Differentiating User Experience (UX) Design, User Interface (UI) Design, Interaction Design (IxD) and User-Centred Design (UCD) can be hard. With different design approaches being used interchangeably, the understanding of them all tends to get diluted. This blog post focuses on Interaction Design (IxD), explaining what it is, examples of Interaction Design and the principles of the practice.
What is Interaction Design?
Interaction Design is concerned with how Users may operate an interface. In contrast, UI design is more concerned with what the Users actually see on the screen in front of them, and UX design focuses on enhancing the experience of the User overall.
Interaction Design, at its core, focuses on behaviour, i.e. how Users interact with products, such as websites and apps. It accounts for the human elements of actions. Through understanding these actions we can, supported by technology, begin to design meaningful User journeys.
An Example of Interaction Design
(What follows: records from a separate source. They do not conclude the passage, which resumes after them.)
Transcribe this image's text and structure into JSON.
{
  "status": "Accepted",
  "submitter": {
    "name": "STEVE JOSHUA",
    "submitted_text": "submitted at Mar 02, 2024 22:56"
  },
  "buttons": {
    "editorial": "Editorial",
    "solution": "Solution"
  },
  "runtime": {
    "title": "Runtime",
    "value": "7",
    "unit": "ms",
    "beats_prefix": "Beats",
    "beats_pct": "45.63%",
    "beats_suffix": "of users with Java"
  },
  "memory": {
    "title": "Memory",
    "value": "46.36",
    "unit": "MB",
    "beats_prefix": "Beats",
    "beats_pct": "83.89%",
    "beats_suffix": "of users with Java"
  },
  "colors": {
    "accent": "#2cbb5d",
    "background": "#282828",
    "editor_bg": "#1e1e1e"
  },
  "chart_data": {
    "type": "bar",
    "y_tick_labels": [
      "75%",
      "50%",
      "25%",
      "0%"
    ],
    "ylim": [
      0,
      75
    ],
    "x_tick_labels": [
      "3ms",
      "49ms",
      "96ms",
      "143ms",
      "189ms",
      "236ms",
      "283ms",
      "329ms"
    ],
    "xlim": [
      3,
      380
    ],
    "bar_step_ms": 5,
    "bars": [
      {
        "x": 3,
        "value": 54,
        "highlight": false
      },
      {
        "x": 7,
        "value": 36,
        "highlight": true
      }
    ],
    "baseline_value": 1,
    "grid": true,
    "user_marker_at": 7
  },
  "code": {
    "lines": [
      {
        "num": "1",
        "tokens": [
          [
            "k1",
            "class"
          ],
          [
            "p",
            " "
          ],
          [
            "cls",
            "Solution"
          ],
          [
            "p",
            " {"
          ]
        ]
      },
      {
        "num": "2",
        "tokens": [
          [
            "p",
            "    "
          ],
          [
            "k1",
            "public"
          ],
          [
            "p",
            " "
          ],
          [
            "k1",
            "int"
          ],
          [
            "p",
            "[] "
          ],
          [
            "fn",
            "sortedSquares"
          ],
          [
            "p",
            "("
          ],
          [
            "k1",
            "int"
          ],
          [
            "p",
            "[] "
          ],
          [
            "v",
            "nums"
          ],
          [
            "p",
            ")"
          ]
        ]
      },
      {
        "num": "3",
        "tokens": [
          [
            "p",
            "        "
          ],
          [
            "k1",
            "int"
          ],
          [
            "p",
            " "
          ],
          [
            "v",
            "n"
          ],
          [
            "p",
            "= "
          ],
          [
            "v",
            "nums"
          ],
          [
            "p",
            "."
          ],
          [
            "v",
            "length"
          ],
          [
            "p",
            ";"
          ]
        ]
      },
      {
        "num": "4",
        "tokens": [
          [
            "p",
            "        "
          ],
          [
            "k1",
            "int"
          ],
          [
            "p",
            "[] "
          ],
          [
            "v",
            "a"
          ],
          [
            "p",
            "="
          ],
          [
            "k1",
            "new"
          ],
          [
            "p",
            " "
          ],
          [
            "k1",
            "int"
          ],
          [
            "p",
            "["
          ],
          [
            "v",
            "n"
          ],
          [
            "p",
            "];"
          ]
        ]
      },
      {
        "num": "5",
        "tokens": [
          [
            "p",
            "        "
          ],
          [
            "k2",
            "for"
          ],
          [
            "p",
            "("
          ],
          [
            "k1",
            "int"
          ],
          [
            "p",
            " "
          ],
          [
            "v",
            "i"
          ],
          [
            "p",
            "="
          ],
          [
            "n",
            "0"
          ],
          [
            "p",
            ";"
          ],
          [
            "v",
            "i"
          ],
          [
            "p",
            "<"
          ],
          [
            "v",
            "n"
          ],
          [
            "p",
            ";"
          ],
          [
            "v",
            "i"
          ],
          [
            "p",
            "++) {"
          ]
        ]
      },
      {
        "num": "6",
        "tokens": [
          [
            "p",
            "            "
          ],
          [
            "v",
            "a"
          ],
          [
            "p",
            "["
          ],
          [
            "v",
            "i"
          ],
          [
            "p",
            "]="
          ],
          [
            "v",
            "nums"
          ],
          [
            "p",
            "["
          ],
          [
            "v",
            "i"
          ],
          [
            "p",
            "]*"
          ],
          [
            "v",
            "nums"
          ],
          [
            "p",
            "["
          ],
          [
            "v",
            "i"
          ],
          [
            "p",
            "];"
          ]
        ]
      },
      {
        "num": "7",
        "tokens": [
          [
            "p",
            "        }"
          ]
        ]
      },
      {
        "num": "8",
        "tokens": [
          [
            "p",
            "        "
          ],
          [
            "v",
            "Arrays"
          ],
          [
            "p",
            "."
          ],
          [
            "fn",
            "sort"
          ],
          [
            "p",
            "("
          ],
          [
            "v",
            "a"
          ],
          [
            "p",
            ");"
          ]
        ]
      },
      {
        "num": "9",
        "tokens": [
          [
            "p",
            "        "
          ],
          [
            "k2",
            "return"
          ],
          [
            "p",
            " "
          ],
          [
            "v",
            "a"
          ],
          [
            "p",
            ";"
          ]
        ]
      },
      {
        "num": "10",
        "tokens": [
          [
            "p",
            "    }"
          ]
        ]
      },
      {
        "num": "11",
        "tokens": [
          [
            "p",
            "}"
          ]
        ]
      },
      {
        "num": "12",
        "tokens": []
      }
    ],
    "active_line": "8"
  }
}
An everyday example of Interaction Design is that of doors. According to Brent Manke, most doors go completely unnoticed, precisely because of their good design. However, some doors seem to serve as examples of bad Interaction Design where it is unclear whether to pull or push them. Solutions derived from Interaction Design to address this are:
- Flat metal panels that denote that the door must be pushed
- Horizontal metal bars, that prompts us to pull the door
Some Interaction Design Principles
Jerry Cao, Kamil Zeiba and Matt Ellis from UXPin outline 5 core concepts which are crucial to Interaction Design in their book “Interaction Design Best Practices: Mastering The Tangibles”.
- The first is Goal-Driven Design, which focuses on understanding the specific needs and desires of the end-users
- The second is Usability, which aims to make the usability of a system effortless
- The third is Affordances and Signifiers. Affordances are cues which suggest what function something serves and Signifiers are things that hint at the Affordance
- The fourth is Learnability which is making familiarity and intuition a key part of the system
- The fifth is Feedback and Response Time. Feedback can be seen as part of the dialogue between the User and the system as part of an interaction. Response time is a part of this Feedback
Interaction Design can be seen as designing technological solutions which address the goals of the User in the most effective way. The end result should be an interactive experience for the User which appears fluid and lifelike.
For more on IxD, be sure to check out our 4 part blog series, “Interaction Design in Ireland”.